After lunch we always go to my personal number one winter spot, though again earlier you go the better the experience...SALTHOUSE. I have to confess I'm not sure who owns this spot etc. Again first thing in the morning will produce a Barn Owl. The one feature about this place I like the most are the Turnstone flocks and the wintering flock of Snow Buntings. Every winter a group of birders out of there own pockets will cover the site in bird seeds which encourages the flock of buntings to hang around. Normally as you pull into the carpark the Snow buntings and Turnstones are very nearby. Majority of people stay close to the pools and the shingle bank nearest to the carpark, however the more further you walk and explore the more you'll find, and if it's been a wet winter the more pools of water are evident. After photographing the Turnstones and Snow Buntings I always (images of Turnstones and Snow buntings posted here are from the carpark area) walk in the direction of Cley village. It's a bit quieter in early spring I've photographed Hen Harriers and Avocet's (APRIL). I've posted a Common Redstart (right click it once to see proper size) below from Sept'08 (just started photographing wildlife then) but later in the winter I have had Linnets, Skylarks,Meadow Pipits,Stonechats,Twite,Kestrels,Redshanks,Ringed Plovers, Marsh Harriers, Eygptian Geese and Brent Geese. There is alot more but my photographing skills being what they are I've missed a lot more like Shore Larks and one early spring a Richards Pipit.
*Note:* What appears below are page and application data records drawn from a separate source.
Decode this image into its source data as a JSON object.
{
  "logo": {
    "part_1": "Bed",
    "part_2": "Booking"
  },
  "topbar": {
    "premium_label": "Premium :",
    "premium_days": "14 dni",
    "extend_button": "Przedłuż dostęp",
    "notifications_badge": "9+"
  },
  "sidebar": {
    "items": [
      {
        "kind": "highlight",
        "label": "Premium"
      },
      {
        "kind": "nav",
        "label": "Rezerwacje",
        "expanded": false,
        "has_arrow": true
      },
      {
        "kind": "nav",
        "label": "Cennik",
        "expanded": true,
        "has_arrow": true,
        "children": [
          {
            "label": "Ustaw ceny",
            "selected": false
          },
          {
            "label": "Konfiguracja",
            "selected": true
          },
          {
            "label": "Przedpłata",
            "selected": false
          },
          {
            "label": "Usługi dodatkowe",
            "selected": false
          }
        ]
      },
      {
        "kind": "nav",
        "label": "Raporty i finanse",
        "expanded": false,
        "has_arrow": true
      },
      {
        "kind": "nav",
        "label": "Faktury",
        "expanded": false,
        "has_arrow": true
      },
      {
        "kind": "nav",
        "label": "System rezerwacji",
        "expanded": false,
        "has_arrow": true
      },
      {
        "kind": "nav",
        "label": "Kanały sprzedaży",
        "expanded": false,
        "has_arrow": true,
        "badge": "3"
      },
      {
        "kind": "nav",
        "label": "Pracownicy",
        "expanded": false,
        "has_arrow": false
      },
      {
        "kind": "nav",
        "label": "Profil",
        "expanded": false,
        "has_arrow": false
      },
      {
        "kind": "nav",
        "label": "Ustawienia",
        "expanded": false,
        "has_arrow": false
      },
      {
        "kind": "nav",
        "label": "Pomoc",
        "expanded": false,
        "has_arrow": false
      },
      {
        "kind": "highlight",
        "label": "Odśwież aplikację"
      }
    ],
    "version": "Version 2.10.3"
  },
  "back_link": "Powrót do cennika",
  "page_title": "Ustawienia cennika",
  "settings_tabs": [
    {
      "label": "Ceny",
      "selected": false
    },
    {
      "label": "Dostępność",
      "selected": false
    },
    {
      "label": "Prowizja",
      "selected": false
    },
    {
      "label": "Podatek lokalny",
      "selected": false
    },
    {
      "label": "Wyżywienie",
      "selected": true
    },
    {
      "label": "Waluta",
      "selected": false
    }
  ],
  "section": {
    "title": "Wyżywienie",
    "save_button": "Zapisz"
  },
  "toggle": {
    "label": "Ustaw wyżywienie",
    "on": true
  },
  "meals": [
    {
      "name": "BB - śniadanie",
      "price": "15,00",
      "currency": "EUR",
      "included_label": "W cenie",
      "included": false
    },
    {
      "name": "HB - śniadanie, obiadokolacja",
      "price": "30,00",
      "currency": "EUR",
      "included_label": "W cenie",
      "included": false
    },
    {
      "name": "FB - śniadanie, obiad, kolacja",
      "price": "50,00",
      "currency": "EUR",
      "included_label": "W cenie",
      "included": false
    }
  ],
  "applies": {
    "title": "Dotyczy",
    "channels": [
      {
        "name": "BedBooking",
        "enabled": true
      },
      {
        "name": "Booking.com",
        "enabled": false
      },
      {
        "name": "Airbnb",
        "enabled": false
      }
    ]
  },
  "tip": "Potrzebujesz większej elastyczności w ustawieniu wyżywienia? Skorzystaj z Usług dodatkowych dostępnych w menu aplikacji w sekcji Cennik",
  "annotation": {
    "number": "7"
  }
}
In part three I'll cover my last "favourite spot". I decided to do it as a third post as there are a couple of "do's and don'ts" type of rules for the site that are a bit long winded. I'll post it probably Friday/Saturday, and remember to right click once on the image below...one from my first year photographing birds...it's worth a laugh or two not least because I remember when I got the species, a first for me and image I thought I was "KING of THE HILLS" lol.